I have heard the same question over and over since I received my gold medal in gymnastics on the Olympic podium. “You’re Jewish?” people ask in a surprised tone. Perhaps it is my appearance or the stereotype that Jews and sports don’t mix that makes my Jewish heritage so unexpected. I think about the attributes that helped me reach that podium: perseverance when faced with pain, years of patience and hope in an uncertain future, and a belief and devotion to something greater than myself. It makes it hard for me to believe that I did not look Jewish up on the podium. In my mind, those are attributes that have defined Jews throughout history.1

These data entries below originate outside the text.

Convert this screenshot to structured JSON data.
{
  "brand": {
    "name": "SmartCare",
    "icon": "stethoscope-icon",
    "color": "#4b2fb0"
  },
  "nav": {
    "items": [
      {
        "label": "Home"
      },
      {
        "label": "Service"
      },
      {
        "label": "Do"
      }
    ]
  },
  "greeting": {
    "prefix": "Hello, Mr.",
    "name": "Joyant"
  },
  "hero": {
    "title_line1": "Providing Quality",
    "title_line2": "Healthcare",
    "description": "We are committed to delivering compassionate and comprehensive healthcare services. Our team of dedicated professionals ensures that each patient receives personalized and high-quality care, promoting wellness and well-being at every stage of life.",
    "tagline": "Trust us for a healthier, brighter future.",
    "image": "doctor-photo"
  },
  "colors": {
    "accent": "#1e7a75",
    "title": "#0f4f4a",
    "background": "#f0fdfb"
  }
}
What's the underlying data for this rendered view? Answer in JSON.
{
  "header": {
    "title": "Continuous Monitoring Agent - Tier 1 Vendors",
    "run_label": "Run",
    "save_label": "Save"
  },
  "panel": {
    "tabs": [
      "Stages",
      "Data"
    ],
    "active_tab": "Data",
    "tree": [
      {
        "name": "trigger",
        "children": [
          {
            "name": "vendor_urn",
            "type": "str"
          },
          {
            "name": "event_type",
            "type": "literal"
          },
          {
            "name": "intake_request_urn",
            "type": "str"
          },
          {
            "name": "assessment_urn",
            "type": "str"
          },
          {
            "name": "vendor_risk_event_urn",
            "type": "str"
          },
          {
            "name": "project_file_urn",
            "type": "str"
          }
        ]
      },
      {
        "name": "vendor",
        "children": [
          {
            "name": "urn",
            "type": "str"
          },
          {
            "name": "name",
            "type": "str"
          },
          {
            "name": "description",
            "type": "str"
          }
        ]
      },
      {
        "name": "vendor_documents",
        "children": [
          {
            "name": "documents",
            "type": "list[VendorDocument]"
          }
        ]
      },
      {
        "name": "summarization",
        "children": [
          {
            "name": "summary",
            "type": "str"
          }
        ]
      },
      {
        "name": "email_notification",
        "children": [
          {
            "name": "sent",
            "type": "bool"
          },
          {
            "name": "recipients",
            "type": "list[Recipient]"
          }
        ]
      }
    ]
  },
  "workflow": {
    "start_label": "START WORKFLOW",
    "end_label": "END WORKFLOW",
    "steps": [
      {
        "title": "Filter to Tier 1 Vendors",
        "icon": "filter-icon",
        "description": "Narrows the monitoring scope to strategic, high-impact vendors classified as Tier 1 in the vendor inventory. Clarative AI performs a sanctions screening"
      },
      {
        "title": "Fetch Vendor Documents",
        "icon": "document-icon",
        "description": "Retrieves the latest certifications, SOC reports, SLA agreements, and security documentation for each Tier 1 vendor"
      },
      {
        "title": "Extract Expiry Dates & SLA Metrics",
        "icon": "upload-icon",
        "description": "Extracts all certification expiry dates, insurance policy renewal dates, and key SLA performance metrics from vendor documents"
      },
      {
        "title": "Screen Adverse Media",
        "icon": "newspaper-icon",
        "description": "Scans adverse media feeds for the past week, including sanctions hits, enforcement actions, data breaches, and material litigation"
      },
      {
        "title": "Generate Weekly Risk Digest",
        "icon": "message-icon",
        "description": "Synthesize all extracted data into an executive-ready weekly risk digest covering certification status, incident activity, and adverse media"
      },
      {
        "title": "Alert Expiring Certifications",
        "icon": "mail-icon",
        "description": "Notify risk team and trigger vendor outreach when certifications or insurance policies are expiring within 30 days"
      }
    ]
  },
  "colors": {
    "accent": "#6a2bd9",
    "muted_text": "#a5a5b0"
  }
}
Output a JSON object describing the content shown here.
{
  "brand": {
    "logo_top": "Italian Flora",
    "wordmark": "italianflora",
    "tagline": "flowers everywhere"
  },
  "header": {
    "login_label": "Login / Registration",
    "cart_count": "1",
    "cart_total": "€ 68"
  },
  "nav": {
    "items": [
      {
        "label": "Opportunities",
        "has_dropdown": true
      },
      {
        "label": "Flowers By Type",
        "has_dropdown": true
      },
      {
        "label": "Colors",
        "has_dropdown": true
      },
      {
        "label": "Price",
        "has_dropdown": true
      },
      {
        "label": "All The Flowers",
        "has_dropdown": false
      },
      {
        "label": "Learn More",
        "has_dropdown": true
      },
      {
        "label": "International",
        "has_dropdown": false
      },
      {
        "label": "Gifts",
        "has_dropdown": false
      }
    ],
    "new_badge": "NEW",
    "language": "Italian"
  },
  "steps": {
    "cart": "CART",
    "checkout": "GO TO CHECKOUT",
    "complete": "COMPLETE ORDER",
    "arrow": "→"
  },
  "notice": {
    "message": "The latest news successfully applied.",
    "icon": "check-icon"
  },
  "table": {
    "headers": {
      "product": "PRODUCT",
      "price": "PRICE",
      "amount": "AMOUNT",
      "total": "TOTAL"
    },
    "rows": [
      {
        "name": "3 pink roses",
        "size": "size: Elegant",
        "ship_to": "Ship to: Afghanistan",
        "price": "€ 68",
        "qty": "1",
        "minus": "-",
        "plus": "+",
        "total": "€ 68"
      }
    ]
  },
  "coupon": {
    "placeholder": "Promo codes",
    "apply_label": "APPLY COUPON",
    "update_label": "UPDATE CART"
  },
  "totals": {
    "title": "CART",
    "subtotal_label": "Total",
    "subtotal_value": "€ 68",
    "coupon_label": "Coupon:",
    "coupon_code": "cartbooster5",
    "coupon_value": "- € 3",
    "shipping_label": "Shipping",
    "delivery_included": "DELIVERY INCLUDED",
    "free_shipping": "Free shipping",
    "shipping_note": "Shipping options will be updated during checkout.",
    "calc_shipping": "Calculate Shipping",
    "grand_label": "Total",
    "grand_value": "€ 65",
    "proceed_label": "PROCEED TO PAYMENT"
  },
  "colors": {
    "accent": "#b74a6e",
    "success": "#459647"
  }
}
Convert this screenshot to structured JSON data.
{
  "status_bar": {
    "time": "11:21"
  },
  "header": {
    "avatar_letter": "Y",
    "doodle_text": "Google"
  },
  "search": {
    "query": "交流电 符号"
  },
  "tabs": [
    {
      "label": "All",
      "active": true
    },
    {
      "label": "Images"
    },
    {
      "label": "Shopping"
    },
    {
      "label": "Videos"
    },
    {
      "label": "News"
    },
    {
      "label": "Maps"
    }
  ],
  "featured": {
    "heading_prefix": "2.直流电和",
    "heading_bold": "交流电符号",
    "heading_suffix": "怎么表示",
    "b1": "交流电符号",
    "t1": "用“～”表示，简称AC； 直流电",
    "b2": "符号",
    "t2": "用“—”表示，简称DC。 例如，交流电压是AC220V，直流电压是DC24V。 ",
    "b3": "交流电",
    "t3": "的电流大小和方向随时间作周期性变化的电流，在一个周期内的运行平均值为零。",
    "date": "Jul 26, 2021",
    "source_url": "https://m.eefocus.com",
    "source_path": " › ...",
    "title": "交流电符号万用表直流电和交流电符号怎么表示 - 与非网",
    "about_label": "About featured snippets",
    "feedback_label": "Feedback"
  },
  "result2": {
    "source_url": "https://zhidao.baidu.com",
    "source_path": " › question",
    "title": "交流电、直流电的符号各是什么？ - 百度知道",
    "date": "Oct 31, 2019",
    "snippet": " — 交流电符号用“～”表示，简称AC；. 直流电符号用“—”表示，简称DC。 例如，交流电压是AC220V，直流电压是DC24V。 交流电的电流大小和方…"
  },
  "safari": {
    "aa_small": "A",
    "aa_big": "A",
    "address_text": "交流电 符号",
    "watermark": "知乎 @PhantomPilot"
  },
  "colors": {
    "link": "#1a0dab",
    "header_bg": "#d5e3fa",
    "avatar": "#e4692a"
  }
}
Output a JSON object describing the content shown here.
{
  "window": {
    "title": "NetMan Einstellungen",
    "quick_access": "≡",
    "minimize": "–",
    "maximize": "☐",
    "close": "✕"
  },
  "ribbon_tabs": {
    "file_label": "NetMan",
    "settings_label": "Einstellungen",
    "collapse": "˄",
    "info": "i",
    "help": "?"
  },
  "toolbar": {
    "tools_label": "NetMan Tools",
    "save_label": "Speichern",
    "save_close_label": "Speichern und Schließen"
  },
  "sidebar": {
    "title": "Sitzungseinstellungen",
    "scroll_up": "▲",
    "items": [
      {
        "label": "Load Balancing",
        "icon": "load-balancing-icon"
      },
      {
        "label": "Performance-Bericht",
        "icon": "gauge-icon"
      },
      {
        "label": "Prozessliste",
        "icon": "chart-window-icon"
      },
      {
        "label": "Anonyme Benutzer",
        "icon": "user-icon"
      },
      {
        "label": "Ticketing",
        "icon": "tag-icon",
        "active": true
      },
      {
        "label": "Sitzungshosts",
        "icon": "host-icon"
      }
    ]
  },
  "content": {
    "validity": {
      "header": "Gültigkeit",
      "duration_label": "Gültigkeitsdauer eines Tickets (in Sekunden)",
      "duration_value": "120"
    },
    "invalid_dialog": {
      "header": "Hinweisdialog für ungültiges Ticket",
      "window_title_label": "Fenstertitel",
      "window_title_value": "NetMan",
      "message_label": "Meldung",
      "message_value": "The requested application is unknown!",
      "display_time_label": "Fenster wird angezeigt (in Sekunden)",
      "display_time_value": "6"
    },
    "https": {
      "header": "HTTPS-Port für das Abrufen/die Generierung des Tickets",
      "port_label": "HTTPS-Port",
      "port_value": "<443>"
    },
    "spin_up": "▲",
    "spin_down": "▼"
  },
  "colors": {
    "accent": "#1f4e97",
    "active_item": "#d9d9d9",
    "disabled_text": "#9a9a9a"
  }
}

1Kerri Strug, “You’re Jewish?” in I Am Jewish: Personal Reflections Inspired by the Last Words of Daniel Pearl, ed. Judea and Ruth Pearl (Woodstock, VT: Jewish Lights, 2004), 98.
Inform students about the rising number of antisemitic incidents in the United States and explore the story of one teacher’s response to an antisemitic incident involving high school students in her community.
This Teaching Idea is designed to help students reflect on how the movies, shows, and books we consume can reinforce stereotypes about Muslims and the harmful impact stereotyping has on people's lives.
Holocaust Trivialization and Distortion: What Are the Implications of Comparing Current Events to the Holocaust?
Use this Teaching Idea to introduce students to contemporary examples of Holocaust trivialization and prompt reflection on the question “What are the implications of comparing current events to the Holocaust?”